Look through the listing for the string "data" and copy out every line that holds it.

- - - - -

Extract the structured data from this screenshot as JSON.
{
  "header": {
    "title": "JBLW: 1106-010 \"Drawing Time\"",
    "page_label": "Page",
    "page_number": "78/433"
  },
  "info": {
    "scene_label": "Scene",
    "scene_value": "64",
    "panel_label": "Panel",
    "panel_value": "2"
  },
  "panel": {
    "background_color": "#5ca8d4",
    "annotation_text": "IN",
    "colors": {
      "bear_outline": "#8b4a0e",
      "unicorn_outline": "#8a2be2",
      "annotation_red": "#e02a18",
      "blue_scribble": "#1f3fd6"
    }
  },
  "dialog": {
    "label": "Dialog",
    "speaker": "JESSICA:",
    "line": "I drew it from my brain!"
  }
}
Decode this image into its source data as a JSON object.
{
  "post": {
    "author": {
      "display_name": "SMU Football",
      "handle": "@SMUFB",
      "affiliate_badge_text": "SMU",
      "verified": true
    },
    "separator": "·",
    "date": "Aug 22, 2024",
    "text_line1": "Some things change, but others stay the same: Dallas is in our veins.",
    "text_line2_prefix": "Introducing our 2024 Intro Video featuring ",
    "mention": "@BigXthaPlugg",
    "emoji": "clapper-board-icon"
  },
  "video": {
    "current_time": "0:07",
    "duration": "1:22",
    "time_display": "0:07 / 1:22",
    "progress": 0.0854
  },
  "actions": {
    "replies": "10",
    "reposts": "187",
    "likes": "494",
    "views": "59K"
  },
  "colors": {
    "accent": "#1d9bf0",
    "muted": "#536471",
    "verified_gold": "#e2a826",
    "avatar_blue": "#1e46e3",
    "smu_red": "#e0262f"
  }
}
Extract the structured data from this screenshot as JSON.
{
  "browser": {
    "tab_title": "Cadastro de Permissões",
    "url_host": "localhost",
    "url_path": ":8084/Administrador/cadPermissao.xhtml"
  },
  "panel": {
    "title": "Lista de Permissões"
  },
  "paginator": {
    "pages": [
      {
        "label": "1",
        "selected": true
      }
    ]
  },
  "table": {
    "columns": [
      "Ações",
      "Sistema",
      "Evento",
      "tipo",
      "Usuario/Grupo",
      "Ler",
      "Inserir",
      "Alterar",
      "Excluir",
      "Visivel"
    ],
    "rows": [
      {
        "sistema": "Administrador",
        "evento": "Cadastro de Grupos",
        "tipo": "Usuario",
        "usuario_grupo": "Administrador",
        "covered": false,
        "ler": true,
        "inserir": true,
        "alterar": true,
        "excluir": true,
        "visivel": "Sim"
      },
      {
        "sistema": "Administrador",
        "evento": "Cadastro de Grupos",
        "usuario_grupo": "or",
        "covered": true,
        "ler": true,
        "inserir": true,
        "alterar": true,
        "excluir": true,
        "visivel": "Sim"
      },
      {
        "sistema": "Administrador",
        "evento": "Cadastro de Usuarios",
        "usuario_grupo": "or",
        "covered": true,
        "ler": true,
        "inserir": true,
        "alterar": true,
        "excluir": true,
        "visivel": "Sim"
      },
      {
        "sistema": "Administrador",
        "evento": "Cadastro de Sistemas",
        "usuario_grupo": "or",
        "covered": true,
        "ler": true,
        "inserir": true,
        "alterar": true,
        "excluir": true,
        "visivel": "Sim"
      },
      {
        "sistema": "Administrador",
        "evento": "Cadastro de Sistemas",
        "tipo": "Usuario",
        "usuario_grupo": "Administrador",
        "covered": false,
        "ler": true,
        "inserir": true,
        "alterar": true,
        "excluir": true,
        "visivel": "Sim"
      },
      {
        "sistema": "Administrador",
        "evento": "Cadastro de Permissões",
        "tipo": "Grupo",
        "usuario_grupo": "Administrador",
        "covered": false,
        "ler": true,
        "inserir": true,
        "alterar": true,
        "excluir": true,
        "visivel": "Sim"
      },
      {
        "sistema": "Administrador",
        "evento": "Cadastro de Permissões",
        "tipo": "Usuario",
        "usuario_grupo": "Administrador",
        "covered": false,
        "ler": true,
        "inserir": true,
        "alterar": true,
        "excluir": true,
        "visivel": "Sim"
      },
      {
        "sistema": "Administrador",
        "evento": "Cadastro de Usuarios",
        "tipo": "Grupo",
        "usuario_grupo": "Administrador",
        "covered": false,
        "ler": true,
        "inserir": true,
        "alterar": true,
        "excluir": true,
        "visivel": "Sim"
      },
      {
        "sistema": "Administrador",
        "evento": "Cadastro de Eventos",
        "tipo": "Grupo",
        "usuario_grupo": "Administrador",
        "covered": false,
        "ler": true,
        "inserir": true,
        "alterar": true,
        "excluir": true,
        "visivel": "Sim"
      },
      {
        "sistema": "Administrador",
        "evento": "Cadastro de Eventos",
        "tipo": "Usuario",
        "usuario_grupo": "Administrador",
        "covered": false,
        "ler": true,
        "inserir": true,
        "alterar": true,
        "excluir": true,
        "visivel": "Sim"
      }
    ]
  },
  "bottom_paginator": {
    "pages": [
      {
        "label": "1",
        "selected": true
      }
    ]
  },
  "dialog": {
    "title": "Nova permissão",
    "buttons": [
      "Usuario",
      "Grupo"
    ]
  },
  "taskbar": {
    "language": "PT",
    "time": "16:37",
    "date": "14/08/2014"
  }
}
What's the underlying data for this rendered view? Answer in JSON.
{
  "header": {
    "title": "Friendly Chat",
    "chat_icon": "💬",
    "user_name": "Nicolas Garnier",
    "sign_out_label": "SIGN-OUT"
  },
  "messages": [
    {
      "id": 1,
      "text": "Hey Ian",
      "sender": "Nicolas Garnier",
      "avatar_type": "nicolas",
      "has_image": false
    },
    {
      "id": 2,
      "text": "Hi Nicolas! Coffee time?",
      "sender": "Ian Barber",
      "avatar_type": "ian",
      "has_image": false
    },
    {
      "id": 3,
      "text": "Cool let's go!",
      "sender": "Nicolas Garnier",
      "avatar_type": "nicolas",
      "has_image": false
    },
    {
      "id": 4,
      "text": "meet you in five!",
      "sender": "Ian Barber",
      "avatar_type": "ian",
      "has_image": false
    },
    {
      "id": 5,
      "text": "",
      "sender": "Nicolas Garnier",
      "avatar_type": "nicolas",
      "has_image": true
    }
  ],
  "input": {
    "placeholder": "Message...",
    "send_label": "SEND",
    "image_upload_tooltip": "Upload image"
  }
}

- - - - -

Task result:
Extract the structured data from this screenshot as JSON.
Decode this image into its source data as a JSON object.
Extract the structured data from this screenshot as JSON.
What's the underlying data for this rendered view? Answer in JSON.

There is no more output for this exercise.